For an excellent historical summary of the medieval physicists' various interpretations of Aristotle's Physics (and De Cælo) regarding this question, see:
- Pierre Maurice Marie Duhem, Études sur Léonard de Vinci, ceux qu’il a lus et ceux qui l’ont lu, vol. 3: Les Précurseurs Parisians de Galilée [Galileo's Parisian Precursors] (Paris: A. Hermann, 1913).
That 3rd vol. is on Galileo's precursors and is standalone. The question you ask was hotly debated in the 13th centuries onward, preceding Galileo. An English translation of it is coming out in Springer's Boston Studies in the Philosophy and History of Science in circa 2018.
A more popular, but still scholarly overview of the medievals' interpretations of Aristotle's physics is:
- James Hannam, God’s Philosophers: How the Medieval World Laid the Foundations of Modern Science (London: Icon Books, 2009).
Regarding motion in Aristotle's Natural Philosophy, it is classified as either natural or violent.
The fall of an heavy body is a natural motion because it is due to its intrinsic property : the heaviness. The body is "aiming at" reaching its natural place.

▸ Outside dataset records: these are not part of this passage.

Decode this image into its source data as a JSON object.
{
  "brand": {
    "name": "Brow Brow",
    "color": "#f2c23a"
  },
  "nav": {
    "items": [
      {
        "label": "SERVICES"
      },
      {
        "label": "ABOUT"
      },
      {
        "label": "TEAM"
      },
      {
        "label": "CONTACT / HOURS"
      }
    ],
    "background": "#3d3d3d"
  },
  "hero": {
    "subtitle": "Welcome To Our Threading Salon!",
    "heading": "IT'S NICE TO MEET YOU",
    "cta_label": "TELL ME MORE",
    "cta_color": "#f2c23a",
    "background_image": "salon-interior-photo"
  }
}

De Caelo, Book I, 269b18-270a12. Let us then apply the term ‘heavy’ to that which naturally moves towards the centre, and ‘light’ to that which moves naturally away from the centre. The heaviest thing will be that which sinks to the bottom of all things that move downward, and the lightest that which rises to the surface of everything that moves upward.
Physics, Book IV, 215a24-215a27. We see the same weight or body moving faster than another for two reasons, either because there is a difference in what it moves through, as between water, air, and earth, or because, other things being equal, the moving body differs from the other owing to excess of weight or of lightness.
De caelo, Book I, 273b27-274a18. A given weight moves a given distance in a given time; a weight which is as great and more moves the same distance in a less time, the times being in inverse proportion to the weights. For instance, if one weight is twice another, it will take half as long over a given movement.
See also : Aristotle: Motion and its Place in Nature.
For Aristotelian accounts of free fall, see medieval Theory of impetus :
introduced by John Philoponus in the 6th century and elaborated by Nur ad-Din al-Bitruji at the end of the 12th century, but was only established in western scientific thought by Jean Buridan in the 14th century.
For a modern point of view, see : Carlo Rovelli, Aristotle’s Physics : a Physicist’s Look (2014) :
Quantitative precision is not very common in Aristotle, who is interested in the causal and qualitative aspects of phenomena.
Science for Aristotle is not what we are accustomed to : measurement, experiment, prediction.
It is more : observation of empirical facts and search for "general" explanation.
Thus, in Aristotle's physics (and all subsequent developmements of Aristotelian science) there is no measure of speed of fall, nor of "force of percussion".
Aristotle does not explain the discrepancy with empirical evidence, nor he describes it.